▶ **Task statement**: Please output the records below word for word and omit the pictures.

▶ **Items from an interface collection**:

================================

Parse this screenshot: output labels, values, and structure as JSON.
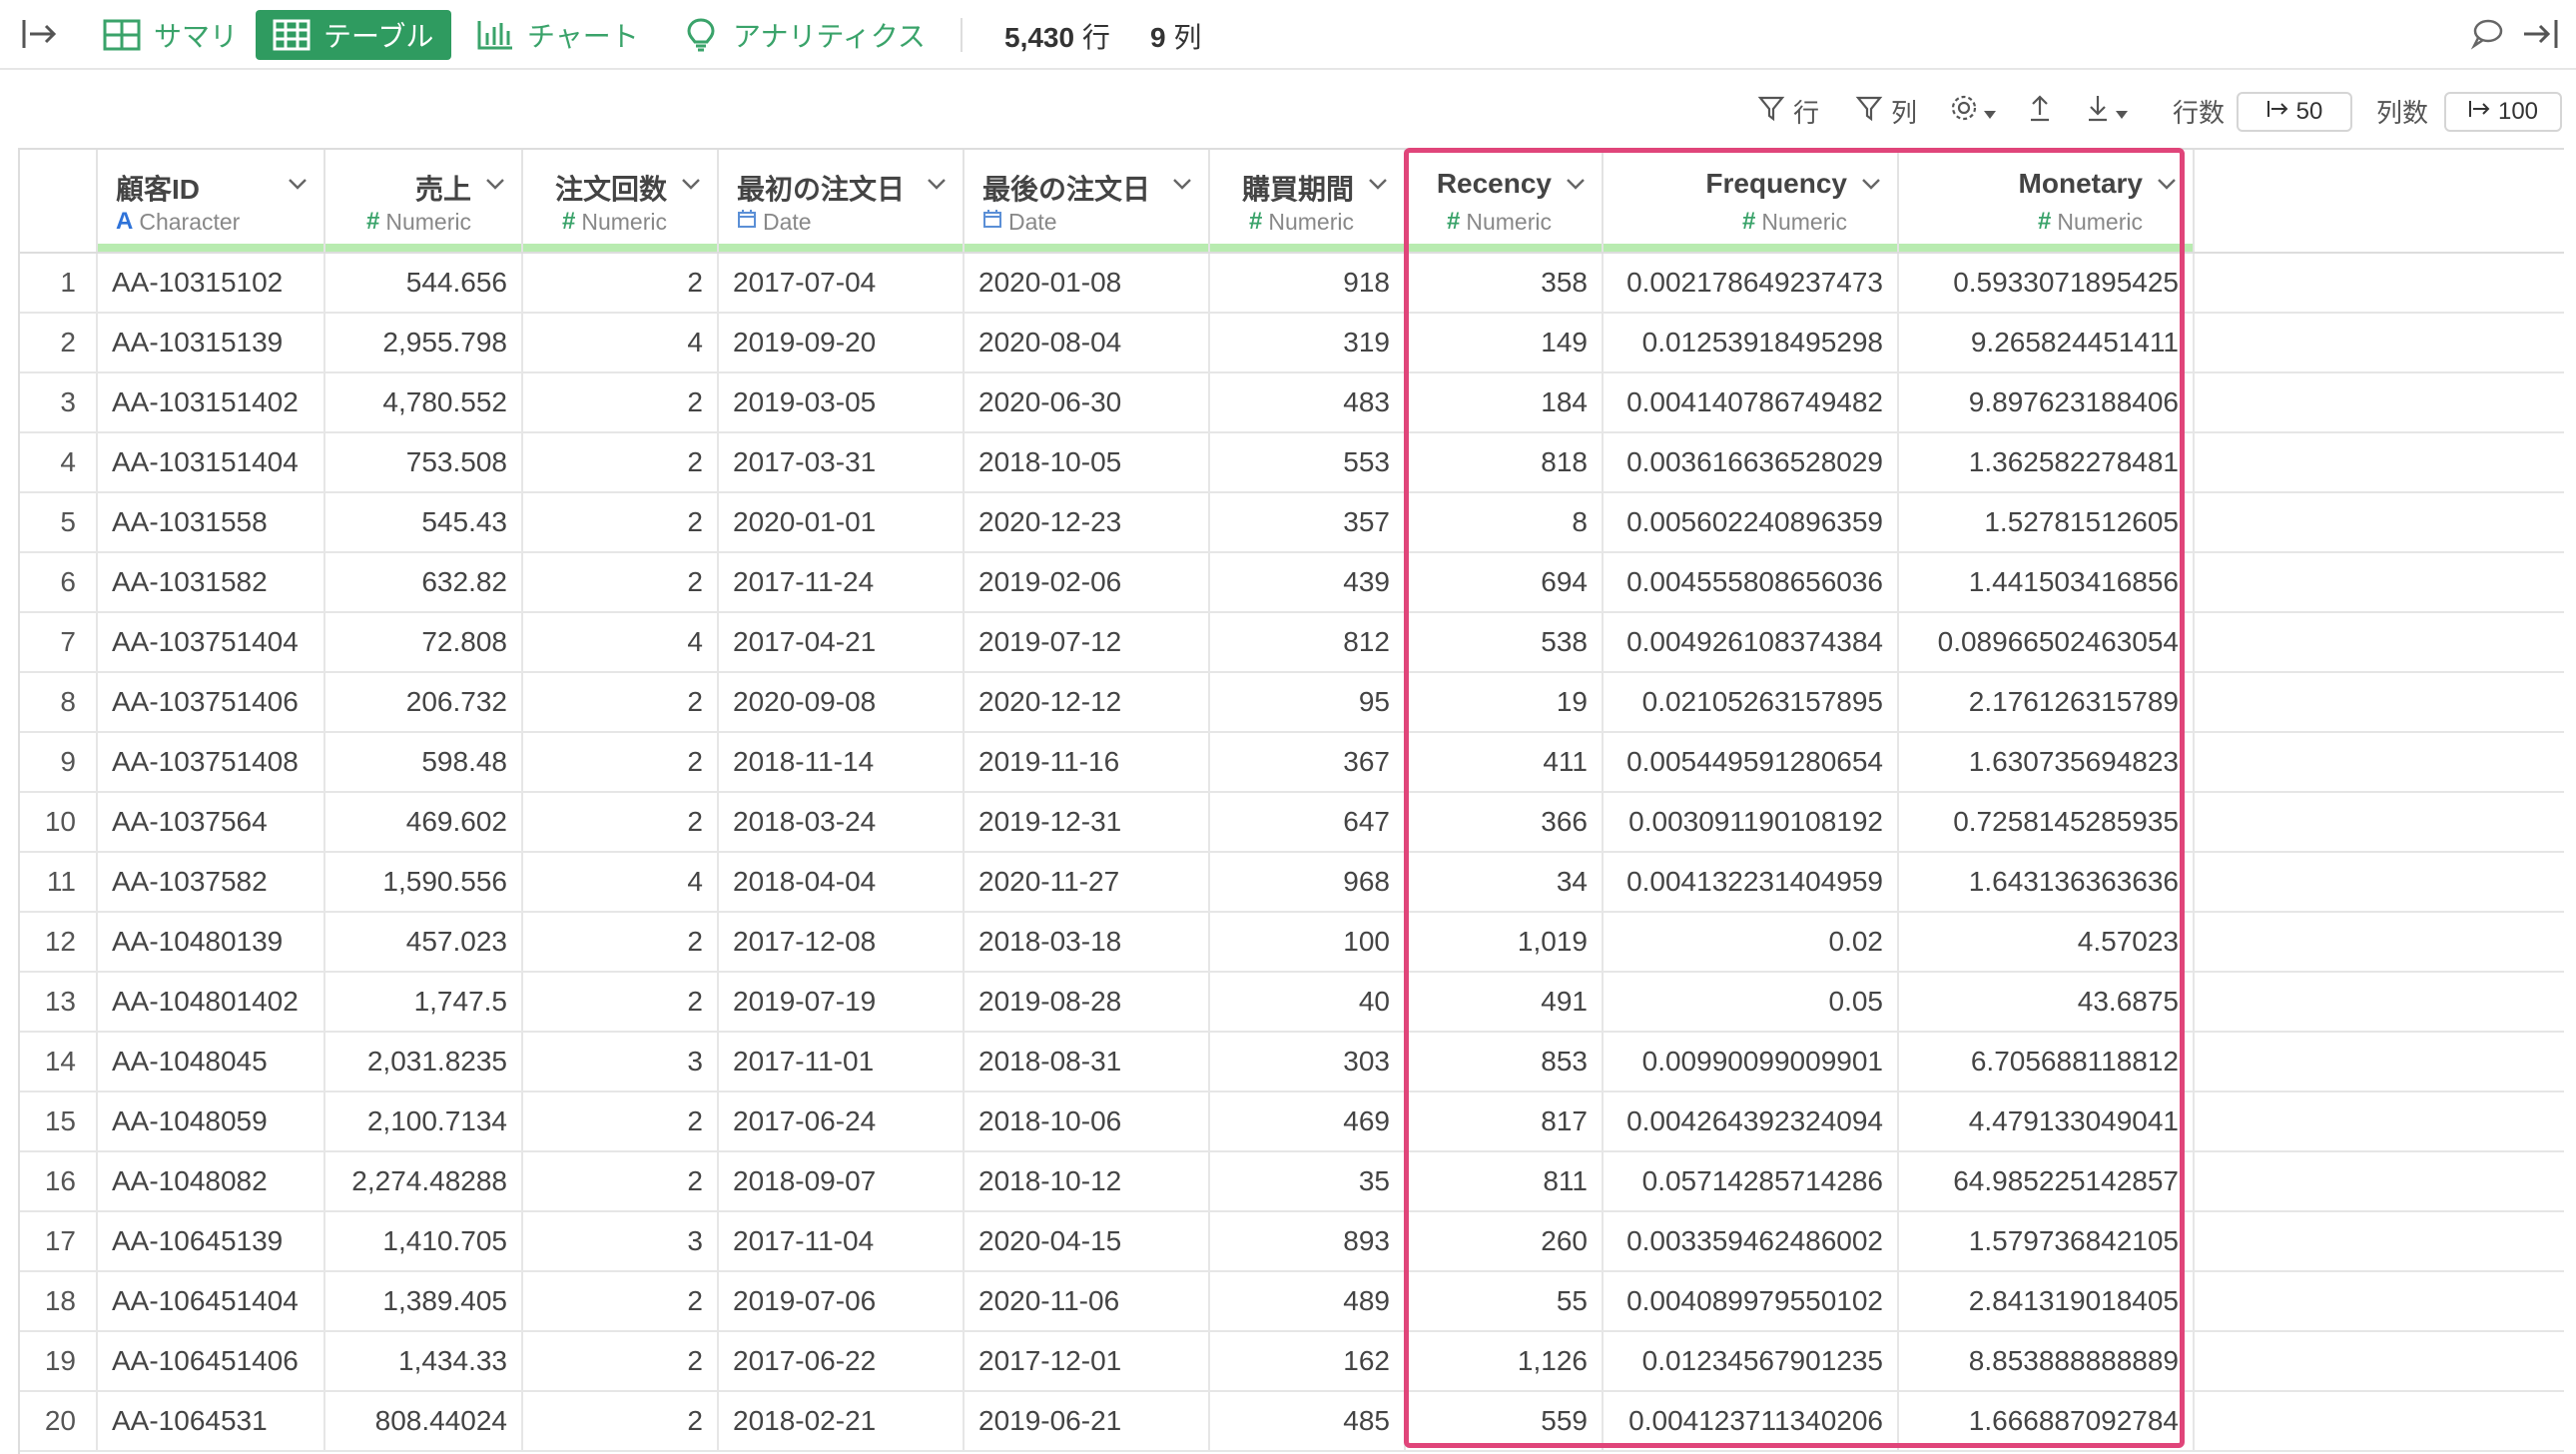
{
  "topbar": {
    "tabs": [
      {
        "id": "summary",
        "label": "サマリ"
      },
      {
        "id": "table",
        "label": "テーブル"
      },
      {
        "id": "chart",
        "label": "チャート"
      },
      {
        "id": "analytics",
        "label": "アナリティクス"
      }
    ],
    "rows_value": "5,430",
    "rows_unit": "行",
    "cols_value": "9",
    "cols_unit": "列"
  },
  "toolbar": {
    "row_filter_label": "行",
    "col_filter_label": "列",
    "row_count_label": "行数",
    "row_count_value": "50",
    "col_count_label": "列数",
    "col_count_value": "100"
  },
  "columns": [
    {
      "name": "顧客ID",
      "type": "Character",
      "type_icon": "A"
    },
    {
      "name": "売上",
      "type": "Numeric",
      "type_icon": "#"
    },
    {
      "name": "注文回数",
      "type": "Numeric",
      "type_icon": "#"
    },
    {
      "name": "最初の注文日",
      "type": "Date",
      "type_icon": "calendar"
    },
    {
      "name": "最後の注文日",
      "type": "Date",
      "type_icon": "calendar"
    },
    {
      "name": "購買期間",
      "type": "Numeric",
      "type_icon": "#"
    },
    {
      "name": "Recency",
      "type": "Numeric",
      "type_icon": "#"
    },
    {
      "name": "Frequency",
      "type": "Numeric",
      "type_icon": "#"
    },
    {
      "name": "Monetary",
      "type": "Numeric",
      "type_icon": "#"
    }
  ],
  "rows": [
    [
      "1",
      "AA-10315102",
      "544.656",
      "2",
      "2017-07-04",
      "2020-01-08",
      "918",
      "358",
      "0.002178649237473",
      "0.5933071895425"
    ],
    [
      "2",
      "AA-10315139",
      "2,955.798",
      "4",
      "2019-09-20",
      "2020-08-04",
      "319",
      "149",
      "0.01253918495298",
      "9.265824451411"
    ],
    [
      "3",
      "AA-103151402",
      "4,780.552",
      "2",
      "2019-03-05",
      "2020-06-30",
      "483",
      "184",
      "0.004140786749482",
      "9.897623188406"
    ],
    [
      "4",
      "AA-103151404",
      "753.508",
      "2",
      "2017-03-31",
      "2018-10-05",
      "553",
      "818",
      "0.003616636528029",
      "1.362582278481"
    ],
    [
      "5",
      "AA-1031558",
      "545.43",
      "2",
      "2020-01-01",
      "2020-12-23",
      "357",
      "8",
      "0.005602240896359",
      "1.52781512605"
    ],
    [
      "6",
      "AA-1031582",
      "632.82",
      "2",
      "2017-11-24",
      "2019-02-06",
      "439",
      "694",
      "0.004555808656036",
      "1.441503416856"
    ],
    [
      "7",
      "AA-103751404",
      "72.808",
      "4",
      "2017-04-21",
      "2019-07-12",
      "812",
      "538",
      "0.004926108374384",
      "0.08966502463054"
    ],
    [
      "8",
      "AA-103751406",
      "206.732",
      "2",
      "2020-09-08",
      "2020-12-12",
      "95",
      "19",
      "0.02105263157895",
      "2.176126315789"
    ],
    [
      "9",
      "AA-103751408",
      "598.48",
      "2",
      "2018-11-14",
      "2019-11-16",
      "367",
      "411",
      "0.005449591280654",
      "1.630735694823"
    ],
    [
      "10",
      "AA-1037564",
      "469.602",
      "2",
      "2018-03-24",
      "2019-12-31",
      "647",
      "366",
      "0.003091190108192",
      "0.7258145285935"
    ],
    [
      "11",
      "AA-1037582",
      "1,590.556",
      "4",
      "2018-04-04",
      "2020-11-27",
      "968",
      "34",
      "0.004132231404959",
      "1.643136363636"
    ],
    [
      "12",
      "AA-10480139",
      "457.023",
      "2",
      "2017-12-08",
      "2018-03-18",
      "100",
      "1,019",
      "0.02",
      "4.57023"
    ],
    [
      "13",
      "AA-104801402",
      "1,747.5",
      "2",
      "2019-07-19",
      "2019-08-28",
      "40",
      "491",
      "0.05",
      "43.6875"
    ],
    [
      "14",
      "AA-1048045",
      "2,031.8235",
      "3",
      "2017-11-01",
      "2018-08-31",
      "303",
      "853",
      "0.00990099009901",
      "6.705688118812"
    ],
    [
      "15",
      "AA-1048059",
      "2,100.7134",
      "2",
      "2017-06-24",
      "2018-10-06",
      "469",
      "817",
      "0.004264392324094",
      "4.479133049041"
    ],
    [
      "16",
      "AA-1048082",
      "2,274.48288",
      "2",
      "2018-09-07",
      "2018-10-12",
      "35",
      "811",
      "0.05714285714286",
      "64.985225142857"
    ],
    [
      "17",
      "AA-10645139",
      "1,410.705",
      "3",
      "2017-11-04",
      "2020-04-15",
      "893",
      "260",
      "0.003359462486002",
      "1.579736842105"
    ],
    [
      "18",
      "AA-106451404",
      "1,389.405",
      "2",
      "2019-07-06",
      "2020-11-06",
      "489",
      "55",
      "0.004089979550102",
      "2.841319018405"
    ],
    [
      "19",
      "AA-106451406",
      "1,434.33",
      "2",
      "2017-06-22",
      "2017-12-01",
      "162",
      "1,126",
      "0.01234567901235",
      "8.853888888889"
    ],
    [
      "20",
      "AA-1064531",
      "808.44024",
      "2",
      "2018-02-21",
      "2019-06-21",
      "485",
      "559",
      "0.004123711340206",
      "1.666887092784"
    ]
  ],
  "colors": {
    "accent": "#2f9b60",
    "highlight": "#e0457a",
    "header_stripe": "#b8ebb0"
  }
}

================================

▶ **Final answer**:
Parse this screenshot: output labels, values, and structure as JSON.
{
  "topbar": {
    "tabs": [
      {
        "id": "summary",
        "label": "サマリ"
      },
      {
        "id": "table",
        "label": "テーブル"
      },
      {
        "id": "chart",
        "label": "チャート"
      },
      {
        "id": "analytics",
        "label": "アナリティクス"
      }
    ],
    "rows_value": "5,430",
    "rows_unit": "行",
    "cols_value": "9",
    "cols_unit": "列"
  },
  "toolbar": {
    "row_filter_label": "行",
    "col_filter_label": "列",
    "row_count_label": "行数",
    "row_count_value": "50",
    "col_count_label": "列数",
    "col_count_value": "100"
  },
  "columns": [
    {
      "name": "顧客ID",
      "type": "Character",
      "type_icon": "A"
    },
    {
      "name": "売上",
      "type": "Numeric",
      "type_icon": "#"
    },
    {
      "name": "注文回数",
      "type": "Numeric",
      "type_icon": "#"
    },
    {
      "name": "最初の注文日",
      "type": "Date",
      "type_icon": "calendar"
    },
    {
      "name": "最後の注文日",
      "type": "Date",
      "type_icon": "calendar"
    },
    {
      "name": "購買期間",
      "type": "Numeric",
      "type_icon": "#"
    },
    {
      "name": "Recency",
      "type": "Numeric",
      "type_icon": "#"
    },
    {
      "name": "Frequency",
      "type": "Numeric",
      "type_icon": "#"
    },
    {
      "name": "Monetary",
      "type": "Numeric",
      "type_icon": "#"
    }
  ],
  "rows": [
    [
      "1",
      "AA-10315102",
      "544.656",
      "2",
      "2017-07-04",
      "2020-01-08",
      "918",
      "358",
      "0.002178649237473",
      "0.5933071895425"
    ],
    [
      "2",
      "AA-10315139",
      "2,955.798",
      "4",
      "2019-09-20",
      "2020-08-04",
      "319",
      "149",
      "0.01253918495298",
      "9.265824451411"
    ],
    [
      "3",
      "AA-103151402",
      "4,780.552",
      "2",
      "2019-03-05",
      "2020-06-30",
      "483",
      "184",
      "0.004140786749482",
      "9.897623188406"
    ],
    [
      "4",
      "AA-103151404",
      "753.508",
      "2",
      "2017-03-31",
      "2018-10-05",
      "553",
      "818",
      "0.003616636528029",
      "1.362582278481"
    ],
    [
      "5",
      "AA-1031558",
      "545.43",
      "2",
      "2020-01-01",
      "2020-12-23",
      "357",
      "8",
      "0.005602240896359",
      "1.52781512605"
    ],
    [
      "6",
      "AA-1031582",
      "632.82",
      "2",
      "2017-11-24",
      "2019-02-06",
      "439",
      "694",
      "0.004555808656036",
      "1.441503416856"
    ],
    [
      "7",
      "AA-103751404",
      "72.808",
      "4",
      "2017-04-21",
      "2019-07-12",
      "812",
      "538",
      "0.004926108374384",
      "0.08966502463054"
    ],
    [
      "8",
      "AA-103751406",
      "206.732",
      "2",
      "2020-09-08",
      "2020-12-12",
      "95",
      "19",
      "0.02105263157895",
      "2.176126315789"
    ],
    [
      "9",
      "AA-103751408",
      "598.48",
      "2",
      "2018-11-14",
      "2019-11-16",
      "367",
      "411",
      "0.005449591280654",
      "1.630735694823"
    ],
    [
      "10",
      "AA-1037564",
      "469.602",
      "2",
      "2018-03-24",
      "2019-12-31",
      "647",
      "366",
      "0.003091190108192",
      "0.7258145285935"
    ],
    [
      "11",
      "AA-1037582",
      "1,590.556",
      "4",
      "2018-04-04",
      "2020-11-27",
      "968",
      "34",
      "0.004132231404959",
      "1.643136363636"
    ],
    [
      "12",
      "AA-10480139",
      "457.023",
      "2",
      "2017-12-08",
      "2018-03-18",
      "100",
      "1,019",
      "0.02",
      "4.57023"
    ],
    [
      "13",
      "AA-104801402",
      "1,747.5",
      "2",
      "2019-07-19",
      "2019-08-28",
      "40",
      "491",
      "0.05",
      "43.6875"
    ],
    [
      "14",
      "AA-1048045",
      "2,031.8235",
      "3",
      "2017-11-01",
      "2018-08-31",
      "303",
      "853",
      "0.00990099009901",
      "6.705688118812"
    ],
    [
      "15",
      "AA-1048059",
      "2,100.7134",
      "2",
      "2017-06-24",
      "2018-10-06",
      "469",
      "817",
      "0.004264392324094",
      "4.479133049041"
    ],
    [
      "16",
      "AA-1048082",
      "2,274.48288",
      "2",
      "2018-09-07",
      "2018-10-12",
      "35",
      "811",
      "0.05714285714286",
      "64.985225142857"
    ],
    [
      "17",
      "AA-10645139",
      "1,410.705",
      "3",
      "2017-11-04",
      "2020-04-15",
      "893",
      "260",
      "0.003359462486002",
      "1.579736842105"
    ],
    [
      "18",
      "AA-106451404",
      "1,389.405",
      "2",
      "2019-07-06",
      "2020-11-06",
      "489",
      "55",
      "0.004089979550102",
      "2.841319018405"
    ],
    [
      "19",
      "AA-106451406",
      "1,434.33",
      "2",
      "2017-06-22",
      "2017-12-01",
      "162",
      "1,126",
      "0.01234567901235",
      "8.853888888889"
    ],
    [
      "20",
      "AA-1064531",
      "808.44024",
      "2",
      "2018-02-21",
      "2019-06-21",
      "485",
      "559",
      "0.004123711340206",
      "1.666887092784"
    ]
  ],
  "colors": {
    "accent": "#2f9b60",
    "highlight": "#e0457a",
    "header_stripe": "#b8ebb0"
  }
}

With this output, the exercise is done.